DATASET RECORDS
BEGIN

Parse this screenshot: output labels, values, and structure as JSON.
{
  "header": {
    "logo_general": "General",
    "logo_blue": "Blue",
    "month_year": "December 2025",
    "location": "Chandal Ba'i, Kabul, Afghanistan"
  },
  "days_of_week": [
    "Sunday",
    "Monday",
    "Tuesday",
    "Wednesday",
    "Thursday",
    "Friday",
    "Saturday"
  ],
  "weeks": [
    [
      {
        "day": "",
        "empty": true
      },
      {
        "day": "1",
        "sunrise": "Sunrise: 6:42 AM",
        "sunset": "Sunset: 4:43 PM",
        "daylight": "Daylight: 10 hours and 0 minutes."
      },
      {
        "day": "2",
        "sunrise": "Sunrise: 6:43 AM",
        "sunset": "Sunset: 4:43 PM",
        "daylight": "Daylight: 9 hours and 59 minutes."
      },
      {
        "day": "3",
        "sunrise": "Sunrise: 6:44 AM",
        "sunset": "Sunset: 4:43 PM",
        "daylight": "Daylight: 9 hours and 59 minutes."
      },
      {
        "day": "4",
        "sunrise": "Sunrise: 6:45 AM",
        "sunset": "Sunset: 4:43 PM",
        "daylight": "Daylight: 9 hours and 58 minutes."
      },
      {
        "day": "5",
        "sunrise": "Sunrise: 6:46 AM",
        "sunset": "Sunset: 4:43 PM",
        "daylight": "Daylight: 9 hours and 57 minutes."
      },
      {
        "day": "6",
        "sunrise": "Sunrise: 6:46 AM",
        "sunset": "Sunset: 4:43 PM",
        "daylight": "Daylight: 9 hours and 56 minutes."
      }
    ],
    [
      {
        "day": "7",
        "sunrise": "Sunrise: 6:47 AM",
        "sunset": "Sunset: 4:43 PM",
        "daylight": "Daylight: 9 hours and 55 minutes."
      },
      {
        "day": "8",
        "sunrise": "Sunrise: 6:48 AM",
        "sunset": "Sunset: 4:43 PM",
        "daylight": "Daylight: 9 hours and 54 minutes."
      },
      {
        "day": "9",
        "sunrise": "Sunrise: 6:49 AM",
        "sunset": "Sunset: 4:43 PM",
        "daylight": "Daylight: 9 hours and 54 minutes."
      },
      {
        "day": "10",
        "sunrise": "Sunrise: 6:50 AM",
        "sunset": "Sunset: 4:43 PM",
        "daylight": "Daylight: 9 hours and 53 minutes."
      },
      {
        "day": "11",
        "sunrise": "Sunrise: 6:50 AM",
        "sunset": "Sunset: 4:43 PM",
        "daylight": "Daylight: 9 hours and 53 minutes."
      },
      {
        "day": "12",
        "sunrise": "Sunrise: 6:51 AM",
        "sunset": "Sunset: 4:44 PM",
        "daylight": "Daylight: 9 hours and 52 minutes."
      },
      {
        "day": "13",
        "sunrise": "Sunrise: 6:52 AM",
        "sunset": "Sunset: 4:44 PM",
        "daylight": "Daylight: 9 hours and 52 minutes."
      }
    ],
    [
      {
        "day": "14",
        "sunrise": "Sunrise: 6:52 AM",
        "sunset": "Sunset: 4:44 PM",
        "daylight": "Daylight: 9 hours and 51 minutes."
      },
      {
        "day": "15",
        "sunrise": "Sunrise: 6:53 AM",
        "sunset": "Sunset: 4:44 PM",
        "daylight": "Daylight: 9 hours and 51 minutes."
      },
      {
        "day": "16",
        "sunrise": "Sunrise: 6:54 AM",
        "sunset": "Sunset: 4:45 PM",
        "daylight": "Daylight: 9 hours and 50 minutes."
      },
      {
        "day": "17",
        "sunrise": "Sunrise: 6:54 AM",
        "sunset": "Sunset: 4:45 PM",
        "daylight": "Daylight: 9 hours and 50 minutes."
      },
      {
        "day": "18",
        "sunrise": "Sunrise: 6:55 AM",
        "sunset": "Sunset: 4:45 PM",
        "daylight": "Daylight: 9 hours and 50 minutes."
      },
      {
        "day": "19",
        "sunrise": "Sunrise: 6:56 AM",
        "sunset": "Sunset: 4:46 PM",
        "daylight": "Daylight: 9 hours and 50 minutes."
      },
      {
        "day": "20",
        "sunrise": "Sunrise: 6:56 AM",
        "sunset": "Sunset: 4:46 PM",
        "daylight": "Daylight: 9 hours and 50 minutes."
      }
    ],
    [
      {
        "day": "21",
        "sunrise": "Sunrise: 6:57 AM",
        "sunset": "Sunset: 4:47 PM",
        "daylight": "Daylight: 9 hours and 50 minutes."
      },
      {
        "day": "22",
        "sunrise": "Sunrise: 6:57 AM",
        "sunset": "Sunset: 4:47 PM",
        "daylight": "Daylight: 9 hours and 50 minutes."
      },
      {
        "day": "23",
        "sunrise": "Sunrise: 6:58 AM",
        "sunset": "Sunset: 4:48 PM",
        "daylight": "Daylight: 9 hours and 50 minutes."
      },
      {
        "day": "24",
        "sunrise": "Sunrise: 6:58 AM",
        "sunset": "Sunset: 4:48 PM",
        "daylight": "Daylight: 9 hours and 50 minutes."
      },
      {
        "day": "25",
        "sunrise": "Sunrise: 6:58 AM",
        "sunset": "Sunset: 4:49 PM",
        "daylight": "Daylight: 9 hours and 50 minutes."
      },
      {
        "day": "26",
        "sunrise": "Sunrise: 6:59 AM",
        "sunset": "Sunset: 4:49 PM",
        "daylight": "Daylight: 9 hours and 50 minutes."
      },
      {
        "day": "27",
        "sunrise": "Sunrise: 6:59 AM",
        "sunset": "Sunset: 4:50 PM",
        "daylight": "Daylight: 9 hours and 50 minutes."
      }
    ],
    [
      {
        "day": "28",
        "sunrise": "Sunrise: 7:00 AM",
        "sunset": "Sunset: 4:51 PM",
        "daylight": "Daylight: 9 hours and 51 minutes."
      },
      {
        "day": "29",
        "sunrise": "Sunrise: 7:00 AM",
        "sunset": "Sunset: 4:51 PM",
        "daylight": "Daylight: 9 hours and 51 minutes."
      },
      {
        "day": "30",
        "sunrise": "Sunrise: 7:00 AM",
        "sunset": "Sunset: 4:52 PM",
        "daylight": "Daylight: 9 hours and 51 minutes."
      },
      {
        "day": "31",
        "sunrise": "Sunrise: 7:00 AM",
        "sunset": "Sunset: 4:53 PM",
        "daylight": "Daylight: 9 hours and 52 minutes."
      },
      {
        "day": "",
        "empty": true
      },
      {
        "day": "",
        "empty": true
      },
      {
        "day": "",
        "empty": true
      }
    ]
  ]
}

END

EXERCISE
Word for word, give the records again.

SOLUTION
Parse this screenshot: output labels, values, and structure as JSON.
{
  "header": {
    "logo_general": "General",
    "logo_blue": "Blue",
    "month_year": "December 2025",
    "location": "Chandal Ba'i, Kabul, Afghanistan"
  },
  "days_of_week": [
    "Sunday",
    "Monday",
    "Tuesday",
    "Wednesday",
    "Thursday",
    "Friday",
    "Saturday"
  ],
  "weeks": [
    [
      {
        "day": "",
        "empty": true
      },
      {
        "day": "1",
        "sunrise": "Sunrise: 6:42 AM",
        "sunset": "Sunset: 4:43 PM",
        "daylight": "Daylight: 10 hours and 0 minutes."
      },
      {
        "day": "2",
        "sunrise": "Sunrise: 6:43 AM",
        "sunset": "Sunset: 4:43 PM",
        "daylight": "Daylight: 9 hours and 59 minutes."
      },
      {
        "day": "3",
        "sunrise": "Sunrise: 6:44 AM",
        "sunset": "Sunset: 4:43 PM",
        "daylight": "Daylight: 9 hours and 59 minutes."
      },
      {
        "day": "4",
        "sunrise": "Sunrise: 6:45 AM",
        "sunset": "Sunset: 4:43 PM",
        "daylight": "Daylight: 9 hours and 58 minutes."
      },
      {
        "day": "5",
        "sunrise": "Sunrise: 6:46 AM",
        "sunset": "Sunset: 4:43 PM",
        "daylight": "Daylight: 9 hours and 57 minutes."
      },
      {
        "day": "6",
        "sunrise": "Sunrise: 6:46 AM",
        "sunset": "Sunset: 4:43 PM",
        "daylight": "Daylight: 9 hours and 56 minutes."
      }
    ],
    [
      {
        "day": "7",
        "sunrise": "Sunrise: 6:47 AM",
        "sunset": "Sunset: 4:43 PM",
        "daylight": "Daylight: 9 hours and 55 minutes."
      },
      {
        "day": "8",
        "sunrise": "Sunrise: 6:48 AM",
        "sunset": "Sunset: 4:43 PM",
        "daylight": "Daylight: 9 hours and 54 minutes."
      },
      {
        "day": "9",
        "sunrise": "Sunrise: 6:49 AM",
        "sunset": "Sunset: 4:43 PM",
        "daylight": "Daylight: 9 hours and 54 minutes."
      },
      {
        "day": "10",
        "sunrise": "Sunrise: 6:50 AM",
        "sunset": "Sunset: 4:43 PM",
        "daylight": "Daylight: 9 hours and 53 minutes."
      },
      {
        "day": "11",
        "sunrise": "Sunrise: 6:50 AM",
        "sunset": "Sunset: 4:43 PM",
        "daylight": "Daylight: 9 hours and 53 minutes."
      },
      {
        "day": "12",
        "sunrise": "Sunrise: 6:51 AM",
        "sunset": "Sunset: 4:44 PM",
        "daylight": "Daylight: 9 hours and 52 minutes."
      },
      {
        "day": "13",
        "sunrise": "Sunrise: 6:52 AM",
        "sunset": "Sunset: 4:44 PM",
        "daylight": "Daylight: 9 hours and 52 minutes."
      }
    ],
    [
      {
        "day": "14",
        "sunrise": "Sunrise: 6:52 AM",
        "sunset": "Sunset: 4:44 PM",
        "daylight": "Daylight: 9 hours and 51 minutes."
      },
      {
        "day": "15",
        "sunrise": "Sunrise: 6:53 AM",
        "sunset": "Sunset: 4:44 PM",
        "daylight": "Daylight: 9 hours and 51 minutes."
      },
      {
        "day": "16",
        "sunrise": "Sunrise: 6:54 AM",
        "sunset": "Sunset: 4:45 PM",
        "daylight": "Daylight: 9 hours and 50 minutes."
      },
      {
        "day": "17",
        "sunrise": "Sunrise: 6:54 AM",
        "sunset": "Sunset: 4:45 PM",
        "daylight": "Daylight: 9 hours and 50 minutes."
      },
      {
        "day": "18",
        "sunrise": "Sunrise: 6:55 AM",
        "sunset": "Sunset: 4:45 PM",
        "daylight": "Daylight: 9 hours and 50 minutes."
      },
      {
        "day": "19",
        "sunrise": "Sunrise: 6:56 AM",
        "sunset": "Sunset: 4:46 PM",
        "daylight": "Daylight: 9 hours and 50 minutes."
      },
      {
        "day": "20",
        "sunrise": "Sunrise: 6:56 AM",
        "sunset": "Sunset: 4:46 PM",
        "daylight": "Daylight: 9 hours and 50 minutes."
      }
    ],
    [
      {
        "day": "21",
        "sunrise": "Sunrise: 6:57 AM",
        "sunset": "Sunset: 4:47 PM",
        "daylight": "Daylight: 9 hours and 50 minutes."
      },
      {
        "day": "22",
        "sunrise": "Sunrise: 6:57 AM",
        "sunset": "Sunset: 4:47 PM",
        "daylight": "Daylight: 9 hours and 50 minutes."
      },
      {
        "day": "23",
        "sunrise": "Sunrise: 6:58 AM",
        "sunset": "Sunset: 4:48 PM",
        "daylight": "Daylight: 9 hours and 50 minutes."
      },
      {
        "day": "24",
        "sunrise": "Sunrise: 6:58 AM",
        "sunset": "Sunset: 4:48 PM",
        "daylight": "Daylight: 9 hours and 50 minutes."
      },
      {
        "day": "25",
        "sunrise": "Sunrise: 6:58 AM",
        "sunset": "Sunset: 4:49 PM",
        "daylight": "Daylight: 9 hours and 50 minutes."
      },
      {
        "day": "26",
        "sunrise": "Sunrise: 6:59 AM",
        "sunset": "Sunset: 4:49 PM",
        "daylight": "Daylight: 9 hours and 50 minutes."
      },
      {
        "day": "27",
        "sunrise": "Sunrise: 6:59 AM",
        "sunset": "Sunset: 4:50 PM",
        "daylight": "Daylight: 9 hours and 50 minutes."
      }
    ],
    [
      {
        "day": "28",
        "sunrise": "Sunrise: 7:00 AM",
        "sunset": "Sunset: 4:51 PM",
        "daylight": "Daylight: 9 hours and 51 minutes."
      },
      {
        "day": "29",
        "sunrise": "Sunrise: 7:00 AM",
        "sunset": "Sunset: 4:51 PM",
        "daylight": "Daylight: 9 hours and 51 minutes."
      },
      {
        "day": "30",
        "sunrise": "Sunrise: 7:00 AM",
        "sunset": "Sunset: 4:52 PM",
        "daylight": "Daylight: 9 hours and 51 minutes."
      },
      {
        "day": "31",
        "sunrise": "Sunrise: 7:00 AM",
        "sunset": "Sunset: 4:53 PM",
        "daylight": "Daylight: 9 hours and 52 minutes."
      },
      {
        "day": "",
        "empty": true
      },
      {
        "day": "",
        "empty": true
      },
      {
        "day": "",
        "empty": true
      }
    ]
  ]
}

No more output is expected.